Explore further: Decoding ethnic labels

More information: gas.sagepub.com/content/26/5/693.abstract

add to favorites email to friend print save as pdf

Related Stories

Many top US scientists wish they had more children

Aug 08, 2011

Nearly half of all women scientists and one-quarter of male scientists at the nation's top research universities said their career has kept them from having as many children as they had wanted, according to a new study by ...

Marie Curie, go home: Science faculty study shows bias

Sep 21, 2012

(Phys.org)—A study published in PNAS shows that science faculty members, both men and women, need to bring up their poor grades in gender bias. The study. "Science Faculty's Subtle Gender Biases Favor ...

Gender-bias impacts women physicists

Aug 03, 2010
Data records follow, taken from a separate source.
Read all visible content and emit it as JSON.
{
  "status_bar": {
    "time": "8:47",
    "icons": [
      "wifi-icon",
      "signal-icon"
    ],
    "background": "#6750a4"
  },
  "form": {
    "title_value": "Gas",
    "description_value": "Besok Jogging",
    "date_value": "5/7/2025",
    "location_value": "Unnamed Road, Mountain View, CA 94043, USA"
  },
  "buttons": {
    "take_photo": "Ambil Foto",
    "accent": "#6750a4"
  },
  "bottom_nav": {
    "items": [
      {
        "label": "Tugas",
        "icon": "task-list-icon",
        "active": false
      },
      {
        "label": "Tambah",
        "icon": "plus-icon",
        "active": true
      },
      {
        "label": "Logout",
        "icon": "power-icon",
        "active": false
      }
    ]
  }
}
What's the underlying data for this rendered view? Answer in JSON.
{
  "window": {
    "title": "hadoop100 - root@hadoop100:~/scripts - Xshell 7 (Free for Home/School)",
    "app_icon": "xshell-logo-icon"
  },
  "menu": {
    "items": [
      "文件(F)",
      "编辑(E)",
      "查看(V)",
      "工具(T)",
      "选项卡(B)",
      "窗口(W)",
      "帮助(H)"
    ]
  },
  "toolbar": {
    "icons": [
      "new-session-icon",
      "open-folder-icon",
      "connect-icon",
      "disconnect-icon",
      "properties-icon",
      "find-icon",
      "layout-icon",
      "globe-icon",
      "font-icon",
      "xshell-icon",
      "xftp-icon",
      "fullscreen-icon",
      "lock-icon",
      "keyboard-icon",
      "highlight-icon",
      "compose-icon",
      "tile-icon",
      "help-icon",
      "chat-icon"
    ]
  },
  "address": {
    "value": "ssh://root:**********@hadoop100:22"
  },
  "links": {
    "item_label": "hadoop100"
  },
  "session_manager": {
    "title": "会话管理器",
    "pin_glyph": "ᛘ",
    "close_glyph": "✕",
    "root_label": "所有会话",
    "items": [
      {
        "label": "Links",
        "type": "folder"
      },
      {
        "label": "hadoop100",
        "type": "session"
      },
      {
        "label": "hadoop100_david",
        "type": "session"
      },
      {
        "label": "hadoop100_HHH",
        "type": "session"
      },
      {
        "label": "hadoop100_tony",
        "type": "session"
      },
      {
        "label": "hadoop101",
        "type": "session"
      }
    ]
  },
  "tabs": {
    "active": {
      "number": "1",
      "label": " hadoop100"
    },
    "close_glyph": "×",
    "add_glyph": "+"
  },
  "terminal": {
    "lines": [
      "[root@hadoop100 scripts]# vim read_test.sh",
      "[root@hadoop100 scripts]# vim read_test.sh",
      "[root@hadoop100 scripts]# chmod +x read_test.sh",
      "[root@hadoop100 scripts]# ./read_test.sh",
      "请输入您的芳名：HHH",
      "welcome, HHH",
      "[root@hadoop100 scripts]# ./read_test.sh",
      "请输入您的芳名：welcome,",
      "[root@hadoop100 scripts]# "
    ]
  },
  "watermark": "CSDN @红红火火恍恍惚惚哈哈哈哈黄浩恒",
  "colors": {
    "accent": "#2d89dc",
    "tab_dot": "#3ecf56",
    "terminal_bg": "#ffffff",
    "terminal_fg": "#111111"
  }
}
While some might argue that the lack of women in physics is down to personal choice or perhaps even biological determinism, Amy Bug, a physicist at Swarthmore College, Pennsylvania, USA instead claims it could be due to small, ...

The myth of the 'queen bee': Work and sexism

Jun 20, 2011

Female bosses sometimes have a reputation for not being very nice. Some display what's called "queen bee" behavior, distancing themselves from other women and refusing to help other women as they rise through the ranks. Now, ...

Recommended for you

Congressional rift over environment influences public

6 hours ago

American citizens are increasingly divided over the issue of environmental protection and seem to be taking their cue primarily from Congress, finds new research led by a Michigan State University scholar.

Decoding ethnic labels

Jul 30, 2014

If you are of Latin American descent, do you call yourself Chicano? Latino? Hispanic?

Local education politics 'far from dead'

Jul 29, 2014

Teach for America, known for recruiting teachers, is also setting its sights on capturing school board seats across the nation. Surprisingly, however, political candidates from the program aren't just pushing ...

First grade reading suffers in segregated schools

Jul 29, 2014

A groundbreaking study from the Frank Porter Graham Child Development Institute (FPG) has found that African-American students in first grade experience smaller gains in reading when they attend segregated schools—but the ...

User comments : 1

Adjust slider to filter visible comments by rank

Display comments: newest first

Sean_W
1 / 5 (2) Oct 22, 2012
No one ever talks about the fields and faculties which have an over representation of females as being a problem which needs solving. So women can't possibly be making their own decisions, it seems. They must be being unfairly shepherded away from their true goals, we are told. They have no will of their own. If wonder if women know how negative a view feminists have of them.